■ Work instruction ■
Would you retype each record exactly as given?

(Data about app and page elements)
+++++

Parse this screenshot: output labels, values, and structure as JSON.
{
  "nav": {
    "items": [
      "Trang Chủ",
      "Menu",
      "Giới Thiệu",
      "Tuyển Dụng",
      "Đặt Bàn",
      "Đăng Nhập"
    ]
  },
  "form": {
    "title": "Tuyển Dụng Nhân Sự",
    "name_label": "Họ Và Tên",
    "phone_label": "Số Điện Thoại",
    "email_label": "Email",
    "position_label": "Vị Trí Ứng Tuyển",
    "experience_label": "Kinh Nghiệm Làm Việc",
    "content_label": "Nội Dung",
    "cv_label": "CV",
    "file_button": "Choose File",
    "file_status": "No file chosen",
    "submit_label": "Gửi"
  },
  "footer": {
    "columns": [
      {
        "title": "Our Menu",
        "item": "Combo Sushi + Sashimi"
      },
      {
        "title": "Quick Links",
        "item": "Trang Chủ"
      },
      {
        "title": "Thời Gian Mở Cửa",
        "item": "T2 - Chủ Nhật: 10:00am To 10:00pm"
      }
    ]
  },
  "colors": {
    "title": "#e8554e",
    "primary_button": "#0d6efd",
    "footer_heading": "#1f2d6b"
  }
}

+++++

■ Output for this exercise ■
Parse this screenshot: output labels, values, and structure as JSON.
{
  "nav": {
    "items": [
      "Trang Chủ",
      "Menu",
      "Giới Thiệu",
      "Tuyển Dụng",
      "Đặt Bàn",
      "Đăng Nhập"
    ]
  },
  "form": {
    "title": "Tuyển Dụng Nhân Sự",
    "name_label": "Họ Và Tên",
    "phone_label": "Số Điện Thoại",
    "email_label": "Email",
    "position_label": "Vị Trí Ứng Tuyển",
    "experience_label": "Kinh Nghiệm Làm Việc",
    "content_label": "Nội Dung",
    "cv_label": "CV",
    "file_button": "Choose File",
    "file_status": "No file chosen",
    "submit_label": "Gửi"
  },
  "footer": {
    "columns": [
      {
        "title": "Our Menu",
        "item": "Combo Sushi + Sashimi"
      },
      {
        "title": "Quick Links",
        "item": "Trang Chủ"
      },
      {
        "title": "Thời Gian Mở Cửa",
        "item": "T2 - Chủ Nhật: 10:00am To 10:00pm"
      }
    ]
  },
  "colors": {
    "title": "#e8554e",
    "primary_button": "#0d6efd",
    "footer_heading": "#1f2d6b"
  }
}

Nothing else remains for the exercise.